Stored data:
# # # # #

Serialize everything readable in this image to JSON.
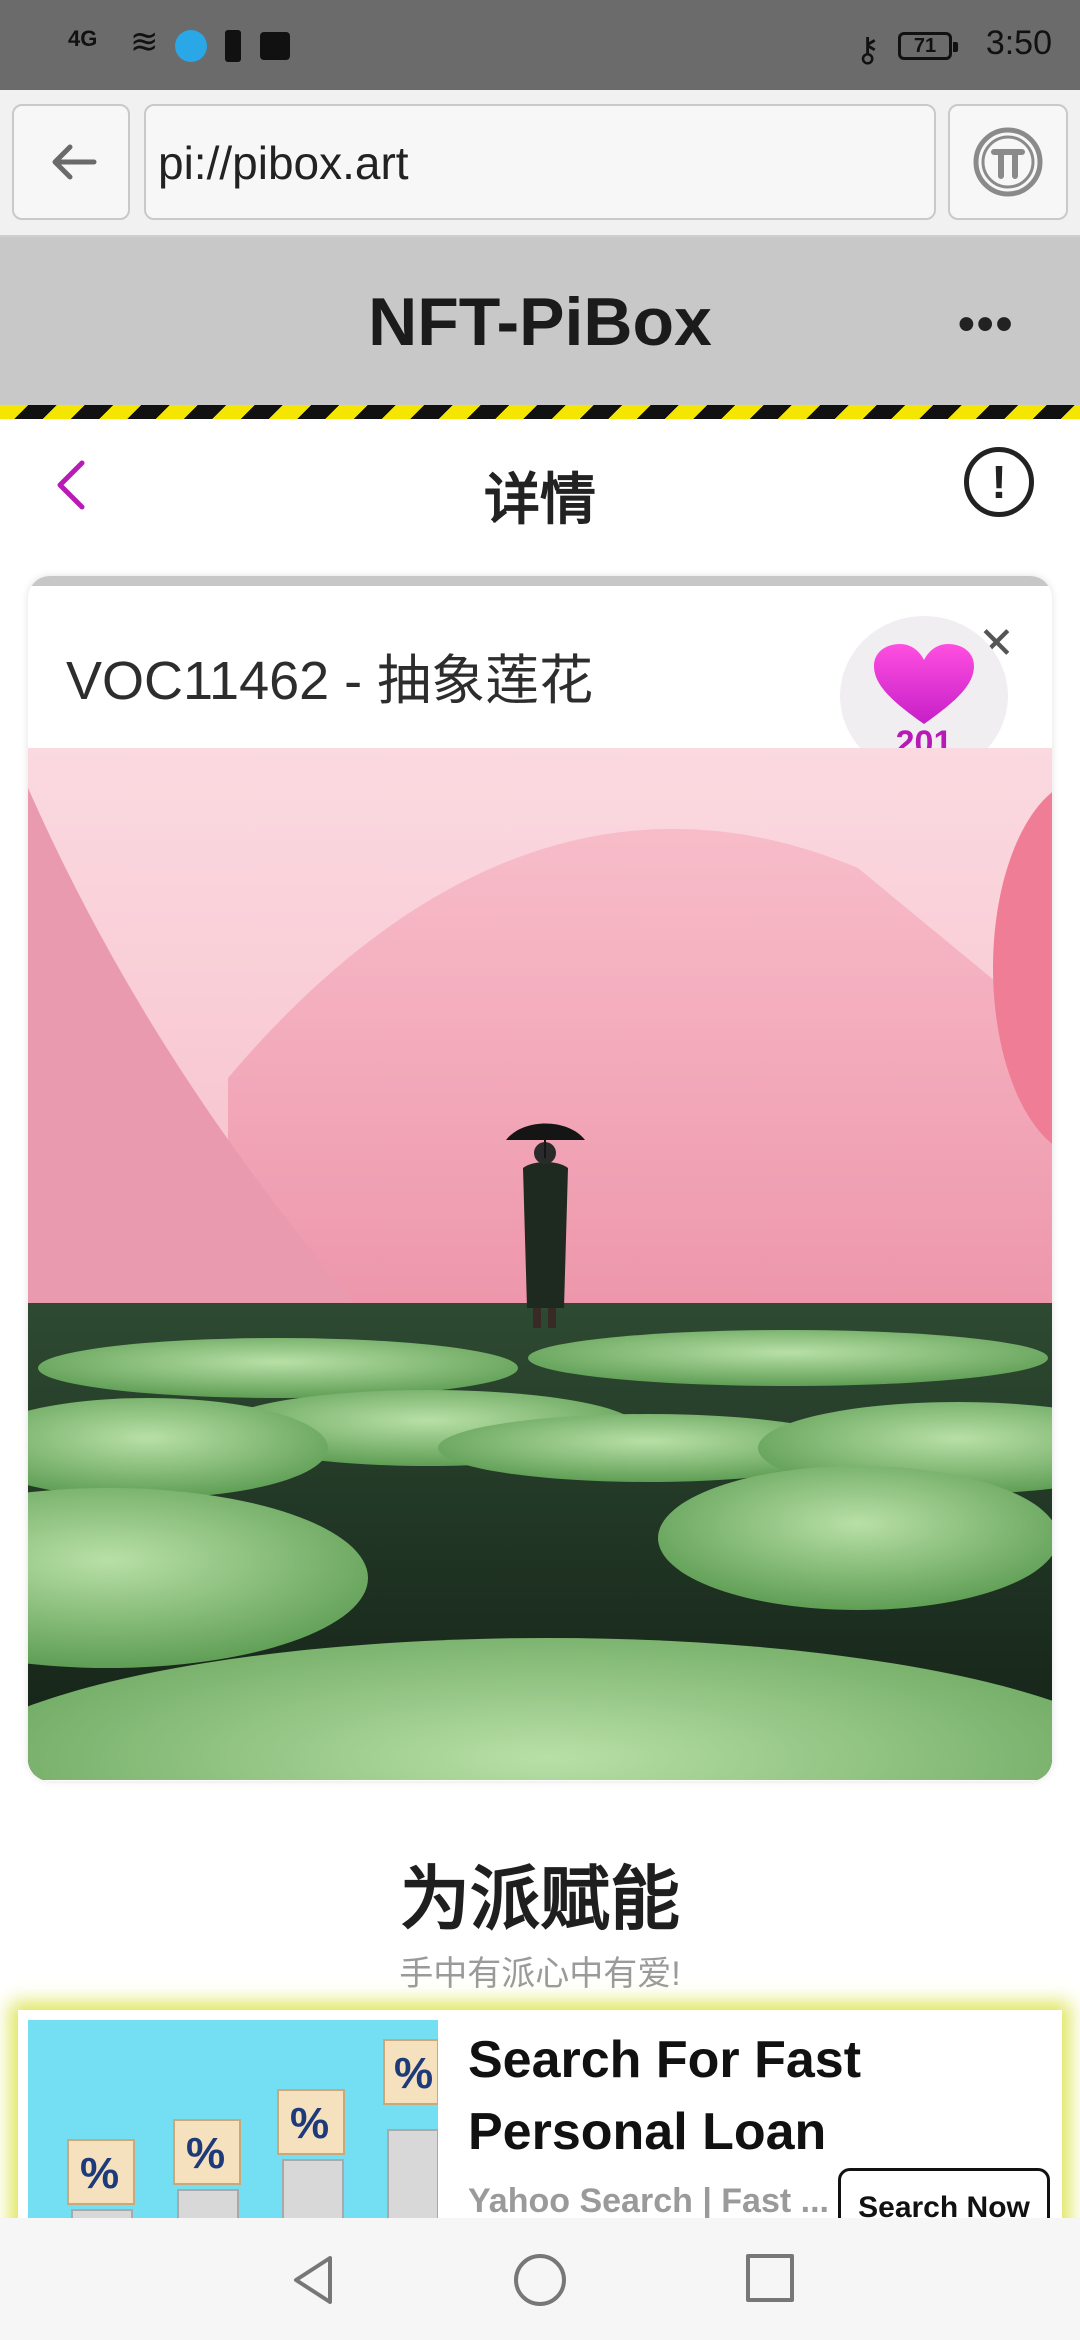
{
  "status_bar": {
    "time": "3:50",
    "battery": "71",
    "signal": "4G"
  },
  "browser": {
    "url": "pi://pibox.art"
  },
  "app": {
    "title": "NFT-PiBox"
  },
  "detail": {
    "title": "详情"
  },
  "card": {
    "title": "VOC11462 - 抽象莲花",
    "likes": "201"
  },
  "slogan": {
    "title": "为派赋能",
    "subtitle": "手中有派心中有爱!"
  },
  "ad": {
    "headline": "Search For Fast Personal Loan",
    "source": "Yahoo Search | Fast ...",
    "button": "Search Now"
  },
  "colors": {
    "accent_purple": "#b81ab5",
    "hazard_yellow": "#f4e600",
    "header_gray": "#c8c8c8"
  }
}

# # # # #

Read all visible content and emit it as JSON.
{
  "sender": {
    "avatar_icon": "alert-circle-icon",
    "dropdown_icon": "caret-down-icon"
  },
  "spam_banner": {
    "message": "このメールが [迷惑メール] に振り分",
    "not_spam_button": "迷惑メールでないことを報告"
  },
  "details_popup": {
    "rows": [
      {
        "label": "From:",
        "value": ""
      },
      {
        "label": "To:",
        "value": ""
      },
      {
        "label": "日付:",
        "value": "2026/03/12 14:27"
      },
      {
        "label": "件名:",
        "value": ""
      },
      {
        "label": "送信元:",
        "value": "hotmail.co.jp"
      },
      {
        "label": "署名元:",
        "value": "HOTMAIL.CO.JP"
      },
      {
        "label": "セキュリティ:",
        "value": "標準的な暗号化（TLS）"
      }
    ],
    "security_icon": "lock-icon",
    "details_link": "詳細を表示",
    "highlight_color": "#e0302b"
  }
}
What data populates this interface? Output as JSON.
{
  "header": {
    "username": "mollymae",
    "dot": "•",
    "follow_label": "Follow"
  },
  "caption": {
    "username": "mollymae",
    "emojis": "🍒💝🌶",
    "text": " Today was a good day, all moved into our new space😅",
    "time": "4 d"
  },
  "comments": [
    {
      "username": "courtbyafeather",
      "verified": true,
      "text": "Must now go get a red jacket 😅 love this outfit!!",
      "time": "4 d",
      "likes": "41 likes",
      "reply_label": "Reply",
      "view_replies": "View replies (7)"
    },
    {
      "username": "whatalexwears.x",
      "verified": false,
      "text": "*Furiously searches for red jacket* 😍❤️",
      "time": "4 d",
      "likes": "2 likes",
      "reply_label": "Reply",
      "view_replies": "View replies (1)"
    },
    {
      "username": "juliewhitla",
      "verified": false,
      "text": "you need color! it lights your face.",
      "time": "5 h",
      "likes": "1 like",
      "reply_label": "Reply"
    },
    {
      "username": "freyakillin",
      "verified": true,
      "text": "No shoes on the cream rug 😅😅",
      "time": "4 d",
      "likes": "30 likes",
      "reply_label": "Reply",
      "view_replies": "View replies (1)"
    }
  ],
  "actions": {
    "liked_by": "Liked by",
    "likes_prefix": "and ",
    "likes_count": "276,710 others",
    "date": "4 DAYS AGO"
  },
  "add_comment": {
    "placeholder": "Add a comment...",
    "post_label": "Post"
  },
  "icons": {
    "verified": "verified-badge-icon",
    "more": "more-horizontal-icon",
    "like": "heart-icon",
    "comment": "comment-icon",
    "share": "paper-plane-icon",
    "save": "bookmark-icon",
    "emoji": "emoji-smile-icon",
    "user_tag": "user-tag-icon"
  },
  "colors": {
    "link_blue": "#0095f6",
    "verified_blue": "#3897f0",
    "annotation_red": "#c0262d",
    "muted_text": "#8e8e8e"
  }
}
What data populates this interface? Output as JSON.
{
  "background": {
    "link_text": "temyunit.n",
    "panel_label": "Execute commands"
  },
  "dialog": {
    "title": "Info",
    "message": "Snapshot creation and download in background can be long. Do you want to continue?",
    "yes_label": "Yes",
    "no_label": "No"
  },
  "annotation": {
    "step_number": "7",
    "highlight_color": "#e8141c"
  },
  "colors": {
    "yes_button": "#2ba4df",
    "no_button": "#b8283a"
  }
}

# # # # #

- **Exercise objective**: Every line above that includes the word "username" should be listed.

- **Result of the exercise**:
    "username": "mollymae",
    "username": "mollymae",
      "username": "courtbyafeather",
      "username": "whatalexwears.x",
      "username": "juliewhitla",
      "username": "freyakillin",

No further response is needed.